In a study detailed in an article soon to be published in Nonprofit and Voluntary Sector Quarterly, we recruited 819 Americans who reported that they had given to charity in the past. They filled out a detailed online survey that included 54 statements about many different reasons that people give such as “I donate because I feel compassion toward people in need.” We drew from previous research to develop these statements, which participants rated according to how strongly they agreed with them

Based on the patterns we observed in these initial responses, we whittled the 54 down to 18 statements in six categories that measured the most common reasons for giving (or not). This is how we came up with our motives to donate scale, which highlights five key motivations for charitable giving and one common barrier.

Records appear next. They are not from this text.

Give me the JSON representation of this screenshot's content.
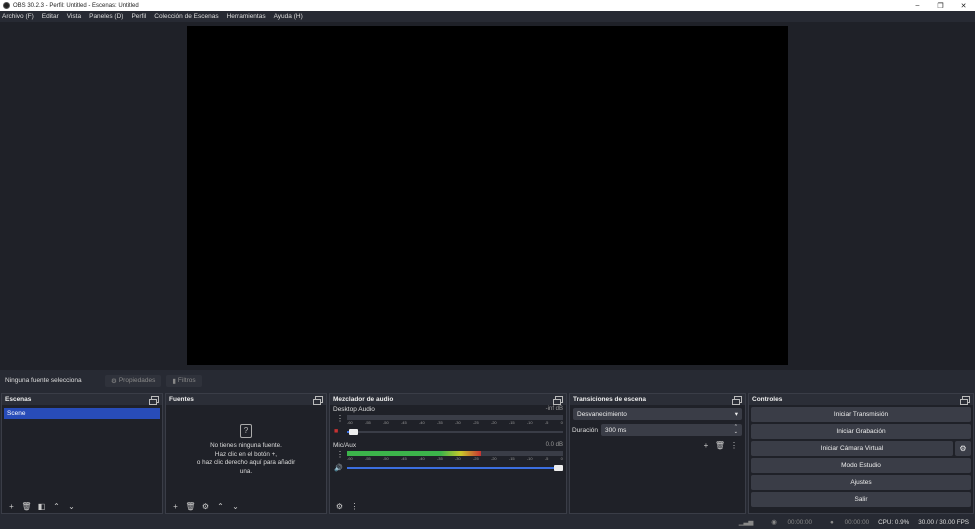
{
  "window": {
    "title": "OBS 30.2.3 - Perfil: Untitled - Escenas: Untitled",
    "minimize": "–",
    "restore": "❐",
    "close": "✕"
  },
  "menu": [
    "Archivo (F)",
    "Editar",
    "Vista",
    "Paneles (D)",
    "Perfil",
    "Colección de Escenas",
    "Herramientas",
    "Ayuda (H)"
  ],
  "context": {
    "no_source": "Ninguna fuente selecciona",
    "properties": "Propiedades",
    "filters": "Filtros"
  },
  "scenes": {
    "title": "Escenas",
    "items": [
      "Scene"
    ]
  },
  "sources": {
    "title": "Fuentes",
    "empty_lines": [
      "No tienes ninguna fuente.",
      "Haz clic en el botón +,",
      "o haz clic derecho aquí para añadir",
      "una."
    ]
  },
  "mixer": {
    "title": "Mezclador de audio",
    "ticks": [
      "-60",
      "-55",
      "-50",
      "-45",
      "-40",
      "-35",
      "-30",
      "-25",
      "-20",
      "-15",
      "-10",
      "-5",
      "0"
    ],
    "channels": [
      {
        "name": "Desktop Audio",
        "db": "-inf dB",
        "muted": true,
        "level": 0,
        "volume": 0.01
      },
      {
        "name": "Mic/Aux",
        "db": "0.0 dB",
        "muted": false,
        "level": 0.62,
        "volume": 1.0
      }
    ]
  },
  "transitions": {
    "title": "Transiciones de escena",
    "selected": "Desvanecimiento",
    "duration_label": "Duración",
    "duration_value": "300 ms"
  },
  "controls": {
    "title": "Controles",
    "start_stream": "Iniciar Transmisión",
    "start_record": "Iniciar Grabación",
    "start_vcam": "Iniciar Cámara Virtual",
    "studio_mode": "Modo Estudio",
    "settings": "Ajustes",
    "exit": "Salir"
  },
  "status": {
    "stream_time": "00:00:00",
    "rec_time": "00:00:00",
    "cpu": "CPU: 0.9%",
    "fps": "30.00 / 30.00 FPS"
  },
  "colors": {
    "accent": "#284cb8",
    "panel": "#1f2128",
    "bg": "#272a33",
    "meter_green": "#3cb44b",
    "meter_yellow": "#c8c82a",
    "meter_red": "#c83232"
  }
}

From most important to least they were: altruism, trust, social, (financial) constraints, egoism and taxes. Because “ATSCET” is hard to remember, we chose the handy acronym TASTE for Charity.

Trust

People are more likely to give to nonprofits that they trust will use their donated money to make a difference.

Altruism

Donors tell us again and again that they find it important to help others in need. This reinforces earlier findings by other scholars like Gil Clary, Mark Snyder and their colleagues that find that the most important reason for volunteering is altruistic concern for others.

Buying cookies for the armed forces from the Girl Scout next door because you know her is a sign that social motivations shape your charitable giving. Sheila Fitzgerald/Shutterstock.com

Many donors say that they give because their donations matter to someone they know and care about. For example, many married couples often make charitable donation decisions together. People who know someone who has a disease or who has died from one may make a donation to charity that promotes research for that disease. Or people may invite friends to a fundraiser for one of their favorite charities or just directly ask for a contribution – something that millions of Girl Scouts do when they ring their neighbors’ doorbells with their cookie forms in hand.

Taxes

The tax breaks many people get in exchange for their gifts to charity are another motivating factor for giving.

Egoism

Egoism is when people give in order to receive some personal benefit, such as feeling good or looking good to others. Our respondents also cited this motivation.

Financial constraints

In addition to those five motivating factors, we found one reason why people balk at giving to charity: They feel like they can’t afford it.

What we know and what we don’t

So far, we know that people seem to be more motivated by how they can help others when they give, rather than what they can get back.

But we are not yet sure if we would find this same pattern in larger-scale studies. Our participants did not reflect U.S. demographics in terms of gender, age and race or ethnicity. The number of women who took part outnumbered the men, for example, which might have made donors look more altruistic than they would have with gender parity.

So, at this point we don’t know what motivates Americans from all different backgrounds to give. We aim to learn more about that in future studies.

Also, we are multicultural scientists: One of us is a citizen of Canada and Germany while also being a U.S. green card holder, and the other was born in India and is both a U.S. and Canadian citizen. Given our own global perspectives, we don’t expect motivations to be the same across cultures and we can’t help but wonder what drives giving across cultures.

We would like to explore those differences too.

The ConversationYou can take the motives to donate survey yourself to see how your motives compare to people in our studies, by visiting our website at tinyurl.com/motives2donate.

Sara Konrath, Assistant Professor of Philanthropic Studies, Indiana University-Purdue University Indianapolis and Femida Handy, Professor of Social Policy at the School of Social Policy and Practice, University of Pennsylvania

This article was originally published on The Conversation. Read the original article.